    Cullman Regional Medical Center (CRMC) is pleased to welcome Adam Harrison, DO to the Medical Staff. Dr. Harrison is originally from Cullman and graduated from Cullman High School in 2002. He obtained his bachelor of biomedical science degree from Auburn University in 2006, and attended Wallace State Community College prior to Auburn. He received his degree in osteopathic medicine in 2010 from Philadelphia College of Osteopathic Medicine Georgia Campus in Suwanee, Ga. He successfully completed an internship through Columbus Regional Medical Center in Columbus, Ga., in 2011. He will complete his residency through UAB Family Medicine in Huntsville, Ala.
     

    June 16, 2014 1 Photo

  • Deadly guardrails spearing drivers is whistleblower's crusade

    Harman is suing Trinity Highway and its Dallas-based owner, Trinity Industries Inc., alleging that it made quiet design changes that transformed guardrail systems across the U.S. into potentially deadly hazards.

    June 12, 2014

  • google-seo-search-results-screenshot.jpg Your new boss is going to Google you, so make sure she likes what she sees

    This is what a professional online reputation management "campaign" looks like: four people — one patched in via video — around a conference room table, jotting notes on laptops, carefully examining every trace of a client's digital existence and plotting a strategy to improve it.

    June 11, 2014 1 Photo

  • Merchants Bank promotes 1.jpg Merchants Bank promotes four officers

    The Board of Directors of Merchants Bank of Alabama, a community bank since 1907, recently announced the promotions of four key officers.
    Kerry Hanvey was promoted from vice president of retail banking to senior vice president of operations. Kerry joined the bank in 1992 and has served in various positions over this 22- year period. Kerry is responsible for bank wide operations for the five bank offices.
     

    June 11, 2014 4 Photos

  • Chamber's June Small Biz of Month.jpg Chamber's June Small Business of the Month winner

    The Cullman Area Chamber of Commerce recently awarded their Small Business of the Month award to Quick Tire Sales of Cullman.

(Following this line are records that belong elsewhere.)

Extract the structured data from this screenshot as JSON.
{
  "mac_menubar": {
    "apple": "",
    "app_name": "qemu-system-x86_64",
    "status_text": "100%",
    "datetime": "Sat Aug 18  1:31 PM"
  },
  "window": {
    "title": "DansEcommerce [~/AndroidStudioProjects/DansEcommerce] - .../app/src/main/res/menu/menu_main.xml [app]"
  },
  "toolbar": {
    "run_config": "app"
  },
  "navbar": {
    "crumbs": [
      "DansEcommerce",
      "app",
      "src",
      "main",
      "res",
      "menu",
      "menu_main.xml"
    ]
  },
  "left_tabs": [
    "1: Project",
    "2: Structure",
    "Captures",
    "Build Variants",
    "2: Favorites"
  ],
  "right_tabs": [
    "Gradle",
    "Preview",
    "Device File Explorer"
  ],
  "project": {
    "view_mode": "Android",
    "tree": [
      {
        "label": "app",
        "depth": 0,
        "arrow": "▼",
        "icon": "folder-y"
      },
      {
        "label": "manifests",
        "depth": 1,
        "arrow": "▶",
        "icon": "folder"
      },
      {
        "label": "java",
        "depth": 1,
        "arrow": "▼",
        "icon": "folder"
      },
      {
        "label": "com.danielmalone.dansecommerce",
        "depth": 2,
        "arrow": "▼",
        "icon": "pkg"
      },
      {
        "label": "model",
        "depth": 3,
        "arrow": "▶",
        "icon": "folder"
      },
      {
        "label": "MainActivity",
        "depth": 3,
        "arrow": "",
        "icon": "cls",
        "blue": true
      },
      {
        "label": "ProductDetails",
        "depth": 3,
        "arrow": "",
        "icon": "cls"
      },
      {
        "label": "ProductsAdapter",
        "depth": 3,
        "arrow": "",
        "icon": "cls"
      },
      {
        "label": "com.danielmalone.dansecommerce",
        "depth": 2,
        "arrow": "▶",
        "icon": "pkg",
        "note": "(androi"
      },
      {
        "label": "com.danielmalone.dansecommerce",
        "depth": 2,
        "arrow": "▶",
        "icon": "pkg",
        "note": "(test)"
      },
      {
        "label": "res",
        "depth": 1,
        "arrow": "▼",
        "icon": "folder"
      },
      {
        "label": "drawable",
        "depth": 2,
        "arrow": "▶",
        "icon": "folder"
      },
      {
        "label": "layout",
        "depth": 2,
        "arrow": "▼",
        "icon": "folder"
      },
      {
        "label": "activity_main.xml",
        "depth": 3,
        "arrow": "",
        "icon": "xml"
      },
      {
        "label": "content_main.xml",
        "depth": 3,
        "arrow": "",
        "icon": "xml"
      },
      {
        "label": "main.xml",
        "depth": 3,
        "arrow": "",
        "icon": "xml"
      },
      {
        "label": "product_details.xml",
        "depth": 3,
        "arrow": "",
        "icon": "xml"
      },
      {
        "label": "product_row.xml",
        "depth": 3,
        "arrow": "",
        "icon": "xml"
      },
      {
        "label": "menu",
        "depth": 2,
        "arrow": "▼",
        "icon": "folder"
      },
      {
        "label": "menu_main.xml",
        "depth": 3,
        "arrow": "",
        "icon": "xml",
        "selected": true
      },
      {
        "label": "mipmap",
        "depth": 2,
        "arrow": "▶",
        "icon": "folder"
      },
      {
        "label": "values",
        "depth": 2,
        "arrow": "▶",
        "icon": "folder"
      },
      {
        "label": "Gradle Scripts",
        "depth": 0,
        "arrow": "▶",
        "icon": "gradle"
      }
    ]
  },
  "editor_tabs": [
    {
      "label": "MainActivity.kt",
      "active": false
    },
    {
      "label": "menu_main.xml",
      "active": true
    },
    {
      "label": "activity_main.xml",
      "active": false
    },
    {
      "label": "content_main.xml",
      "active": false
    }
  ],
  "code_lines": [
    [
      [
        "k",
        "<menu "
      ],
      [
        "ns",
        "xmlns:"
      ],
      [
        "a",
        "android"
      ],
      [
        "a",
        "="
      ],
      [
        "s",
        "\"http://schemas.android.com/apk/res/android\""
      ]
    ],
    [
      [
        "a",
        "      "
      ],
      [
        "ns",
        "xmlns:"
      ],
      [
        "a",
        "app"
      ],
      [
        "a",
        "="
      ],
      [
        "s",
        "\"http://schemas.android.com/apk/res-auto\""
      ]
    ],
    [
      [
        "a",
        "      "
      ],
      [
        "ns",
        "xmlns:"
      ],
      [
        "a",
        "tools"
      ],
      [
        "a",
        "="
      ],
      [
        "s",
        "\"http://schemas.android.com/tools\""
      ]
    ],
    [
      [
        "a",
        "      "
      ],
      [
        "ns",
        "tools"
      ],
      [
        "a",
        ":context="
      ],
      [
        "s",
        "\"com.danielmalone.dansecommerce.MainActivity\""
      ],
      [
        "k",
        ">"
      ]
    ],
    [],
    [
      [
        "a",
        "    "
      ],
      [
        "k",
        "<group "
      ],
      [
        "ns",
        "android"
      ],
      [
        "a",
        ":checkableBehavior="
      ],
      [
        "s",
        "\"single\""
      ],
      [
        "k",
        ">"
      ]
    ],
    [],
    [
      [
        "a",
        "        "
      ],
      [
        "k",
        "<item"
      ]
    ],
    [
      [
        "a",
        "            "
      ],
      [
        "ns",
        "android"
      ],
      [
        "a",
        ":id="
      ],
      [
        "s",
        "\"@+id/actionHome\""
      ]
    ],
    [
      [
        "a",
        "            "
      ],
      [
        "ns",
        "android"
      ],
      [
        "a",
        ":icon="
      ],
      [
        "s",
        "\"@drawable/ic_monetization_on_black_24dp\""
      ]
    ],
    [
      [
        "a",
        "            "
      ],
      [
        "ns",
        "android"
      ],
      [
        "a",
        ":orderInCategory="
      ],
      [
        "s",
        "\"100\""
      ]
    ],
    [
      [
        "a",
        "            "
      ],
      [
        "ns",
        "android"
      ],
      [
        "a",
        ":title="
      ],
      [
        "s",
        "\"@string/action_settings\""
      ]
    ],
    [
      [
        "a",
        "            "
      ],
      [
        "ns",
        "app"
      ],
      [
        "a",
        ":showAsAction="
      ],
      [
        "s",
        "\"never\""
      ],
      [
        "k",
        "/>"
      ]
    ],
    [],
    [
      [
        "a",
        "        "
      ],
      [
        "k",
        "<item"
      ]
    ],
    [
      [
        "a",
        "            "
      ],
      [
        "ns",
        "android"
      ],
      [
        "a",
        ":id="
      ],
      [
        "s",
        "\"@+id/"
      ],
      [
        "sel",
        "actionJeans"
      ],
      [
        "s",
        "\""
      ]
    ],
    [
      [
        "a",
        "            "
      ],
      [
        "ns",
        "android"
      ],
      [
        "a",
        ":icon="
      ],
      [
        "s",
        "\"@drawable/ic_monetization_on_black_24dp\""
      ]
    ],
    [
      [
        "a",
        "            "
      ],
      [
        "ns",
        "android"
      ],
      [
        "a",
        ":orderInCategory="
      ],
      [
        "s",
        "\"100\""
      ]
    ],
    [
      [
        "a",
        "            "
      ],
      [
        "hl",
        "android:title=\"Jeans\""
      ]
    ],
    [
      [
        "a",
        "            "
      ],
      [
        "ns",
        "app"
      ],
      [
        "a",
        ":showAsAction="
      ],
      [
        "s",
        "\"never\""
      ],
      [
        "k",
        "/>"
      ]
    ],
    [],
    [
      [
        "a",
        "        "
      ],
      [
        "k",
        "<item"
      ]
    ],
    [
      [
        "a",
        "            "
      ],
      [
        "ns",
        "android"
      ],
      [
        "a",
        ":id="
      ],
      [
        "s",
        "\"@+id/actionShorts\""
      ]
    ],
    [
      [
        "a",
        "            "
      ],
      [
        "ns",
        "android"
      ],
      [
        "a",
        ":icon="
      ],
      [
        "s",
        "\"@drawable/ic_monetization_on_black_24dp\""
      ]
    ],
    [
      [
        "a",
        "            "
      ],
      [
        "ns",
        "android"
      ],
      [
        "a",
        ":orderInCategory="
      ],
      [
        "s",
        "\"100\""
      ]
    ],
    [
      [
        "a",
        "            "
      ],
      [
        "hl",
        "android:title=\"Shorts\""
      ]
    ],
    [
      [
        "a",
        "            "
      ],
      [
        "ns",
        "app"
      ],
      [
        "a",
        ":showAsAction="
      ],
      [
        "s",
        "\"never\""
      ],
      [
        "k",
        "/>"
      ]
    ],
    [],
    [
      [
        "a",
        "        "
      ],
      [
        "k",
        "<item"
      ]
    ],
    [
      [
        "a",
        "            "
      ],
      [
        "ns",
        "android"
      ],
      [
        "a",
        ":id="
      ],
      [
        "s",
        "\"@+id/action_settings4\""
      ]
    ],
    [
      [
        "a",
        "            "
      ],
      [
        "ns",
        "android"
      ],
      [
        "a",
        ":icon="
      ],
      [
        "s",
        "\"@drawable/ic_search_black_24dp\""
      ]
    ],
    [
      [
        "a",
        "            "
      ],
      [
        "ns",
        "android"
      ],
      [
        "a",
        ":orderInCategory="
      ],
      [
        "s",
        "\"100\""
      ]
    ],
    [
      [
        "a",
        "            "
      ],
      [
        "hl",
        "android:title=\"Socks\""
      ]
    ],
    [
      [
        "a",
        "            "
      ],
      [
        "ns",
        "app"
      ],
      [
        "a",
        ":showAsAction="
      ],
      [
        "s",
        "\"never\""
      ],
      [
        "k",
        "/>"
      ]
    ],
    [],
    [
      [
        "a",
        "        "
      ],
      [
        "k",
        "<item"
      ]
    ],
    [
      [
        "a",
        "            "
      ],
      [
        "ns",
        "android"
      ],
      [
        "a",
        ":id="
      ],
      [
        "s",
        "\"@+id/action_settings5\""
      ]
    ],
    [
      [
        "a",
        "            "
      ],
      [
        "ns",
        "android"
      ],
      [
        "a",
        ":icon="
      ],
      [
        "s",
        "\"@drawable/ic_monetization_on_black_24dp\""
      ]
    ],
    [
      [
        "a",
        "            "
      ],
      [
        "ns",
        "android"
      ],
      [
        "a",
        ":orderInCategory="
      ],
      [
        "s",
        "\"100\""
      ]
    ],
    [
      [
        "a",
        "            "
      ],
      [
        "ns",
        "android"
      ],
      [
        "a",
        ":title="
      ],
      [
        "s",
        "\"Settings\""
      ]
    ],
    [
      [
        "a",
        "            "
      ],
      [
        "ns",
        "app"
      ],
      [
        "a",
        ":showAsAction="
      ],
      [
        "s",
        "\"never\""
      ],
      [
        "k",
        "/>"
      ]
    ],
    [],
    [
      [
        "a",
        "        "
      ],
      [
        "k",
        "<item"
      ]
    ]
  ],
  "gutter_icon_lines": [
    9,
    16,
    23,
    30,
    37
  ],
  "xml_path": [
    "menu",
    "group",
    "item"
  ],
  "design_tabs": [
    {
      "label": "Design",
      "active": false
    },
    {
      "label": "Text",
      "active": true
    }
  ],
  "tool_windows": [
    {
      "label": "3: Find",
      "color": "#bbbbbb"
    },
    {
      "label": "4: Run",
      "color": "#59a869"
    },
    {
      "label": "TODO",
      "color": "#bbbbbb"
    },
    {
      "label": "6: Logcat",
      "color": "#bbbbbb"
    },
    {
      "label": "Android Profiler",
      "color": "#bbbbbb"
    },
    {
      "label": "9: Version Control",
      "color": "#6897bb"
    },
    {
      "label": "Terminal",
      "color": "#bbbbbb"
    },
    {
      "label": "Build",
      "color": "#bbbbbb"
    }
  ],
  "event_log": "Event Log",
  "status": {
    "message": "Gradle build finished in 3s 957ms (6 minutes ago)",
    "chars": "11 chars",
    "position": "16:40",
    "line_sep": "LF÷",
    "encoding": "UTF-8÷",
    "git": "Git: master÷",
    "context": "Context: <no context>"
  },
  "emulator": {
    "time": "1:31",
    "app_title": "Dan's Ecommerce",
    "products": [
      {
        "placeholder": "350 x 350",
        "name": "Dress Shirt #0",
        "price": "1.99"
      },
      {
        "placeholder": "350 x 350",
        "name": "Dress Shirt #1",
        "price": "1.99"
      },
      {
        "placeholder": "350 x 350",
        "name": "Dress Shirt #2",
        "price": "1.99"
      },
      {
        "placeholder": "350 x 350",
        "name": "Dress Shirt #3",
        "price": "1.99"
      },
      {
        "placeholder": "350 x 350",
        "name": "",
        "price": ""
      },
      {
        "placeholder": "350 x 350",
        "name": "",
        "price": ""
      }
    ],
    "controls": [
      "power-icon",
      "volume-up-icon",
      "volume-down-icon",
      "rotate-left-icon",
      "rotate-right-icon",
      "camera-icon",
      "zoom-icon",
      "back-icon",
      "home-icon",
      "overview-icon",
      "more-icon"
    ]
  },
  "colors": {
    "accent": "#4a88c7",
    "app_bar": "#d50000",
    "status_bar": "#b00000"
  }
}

The award is given monthly to a local small business that meets nomination requirements. Victor Quick of Quick Tires Sales was thrilled for their business to be selected for this honor.
     

    June 11, 2014 1 Photo

  • $15 minimum wage puts Seattle in uncharted waters

    Depending on which pundit is nattering away, this means Seattle is either going to fall off the map and become a "Mad Max"-style economic wasteland or transform into an egalitarian utopia that inspires sweeping pro-labor activism nationwide.

    June 9, 2014